JR: Wow. That’s intense.

SR: Yeah, it was intense (laughs). I think it’s interesting. That’s funny. I haven’t thought about that in a while.

JR: You have a couple new tapes, right? And you have something new coming out on Ascetic House?

SR: Well, I just put out the one on Handmade Birds and I have another one, which, yeah, is for Ascetic House. I think the tapes are pressed already. I don’t know when it’s coming out, but it should be soon, whenever the next batch is. They seem to always do bigger batches of things. I was doing the Handmade Birds and Ascetic House tapes at the same time and since Ascetic House does these larger batches of tapes, it’s a good place to try out new things and be more experimental. These two tapes are very different. Normally I like to separate all my sounds and have things as clear as possible, but for the Ascetic House tape, I decided to do it more like a live session.

JR: What else you got going on?

SR: I’ve been working on more music than ever, probably. I really want to put something out on vinyl! I like tapes too, don’t get me wrong, but I’m sitting on a couple things and looking for an opportunity. Ascetic House keeps talking about doing vinyl, but they’re always so busy with a ton of things. It can be frustrating when you record something you really love and want to get it out and share it with people, and I know that in this day and age, you can put it out online. More recently than ever, though, I’ve been making stuff that I’m really proud of and I don’t want to just put it out on a tape or on Soundcloud. I want it to get a proper release.

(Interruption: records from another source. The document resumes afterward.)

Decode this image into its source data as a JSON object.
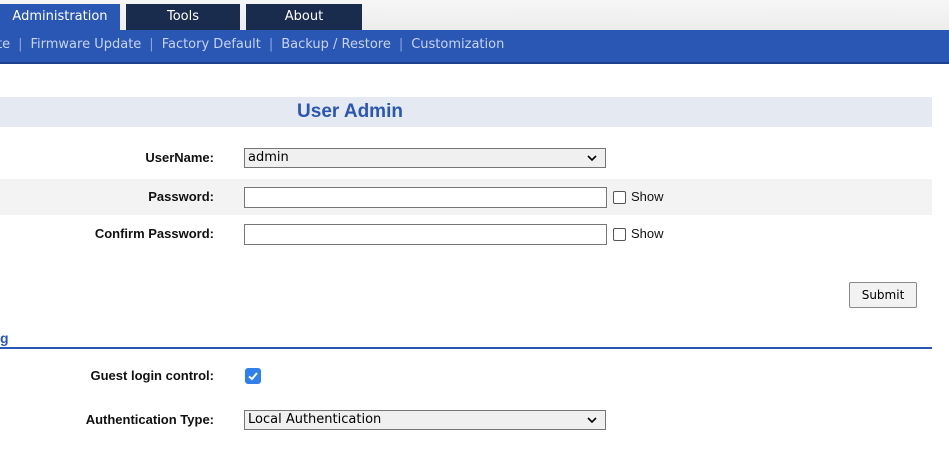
{
  "tabs": [
    {
      "label": "Administration",
      "active": true
    },
    {
      "label": "Tools",
      "active": false
    },
    {
      "label": "About",
      "active": false
    }
  ],
  "subnav": [
    "te",
    "Firmware Update",
    "Factory Default",
    "Backup / Restore",
    "Customization"
  ],
  "section": {
    "title": "User Admin"
  },
  "form": {
    "username_label": "UserName:",
    "username_value": "admin",
    "password_label": "Password:",
    "password_value": "",
    "confirm_label": "Confirm Password:",
    "confirm_value": "",
    "show_label": "Show",
    "submit_label": "Submit"
  },
  "section2": {
    "title_fragment": "g",
    "guest_label": "Guest login control:",
    "guest_checked": true,
    "auth_label": "Authentication Type:",
    "auth_value": "Local Authentication"
  },
  "colors": {
    "accent": "#2a56b4",
    "tab_dark": "#1a2c4e",
    "checkbox": "#2f80ed"
  },
  "icons": {
    "dropdown": "chevron-down-icon",
    "check": "checkmark-icon"
  }
}
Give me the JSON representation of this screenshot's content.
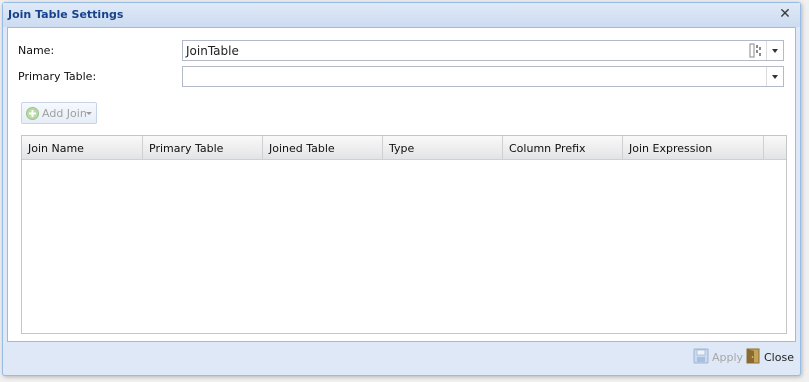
{
  "window": {
    "title": "Join Table Settings",
    "close_glyph": "✕"
  },
  "form": {
    "name_label": "Name:",
    "name_value": "JoinTable",
    "primary_table_label": "Primary Table:",
    "primary_table_value": ""
  },
  "toolbar": {
    "add_join_label": "Add Join"
  },
  "grid": {
    "columns": [
      "Join Name",
      "Primary Table",
      "Joined Table",
      "Type",
      "Column Prefix",
      "Join Expression"
    ],
    "rows": []
  },
  "footer": {
    "apply_label": "Apply",
    "close_label": "Close"
  }
}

SR: There are so many tape labels, which is great, but it’s also frustrating. I think someone on a smaller label needs to step up. There are so many great musicians, one in New York, and two in the States. I think all the record labels that were smaller and more accessible five years ago have gotten bigger, as they should. Maybe I’m out of the loop, but there seems to be a lack of smaller labels that are willing to put up the money to do vinyl, which is something that I haven’t thought about it. Fuck it, maybe I should start one.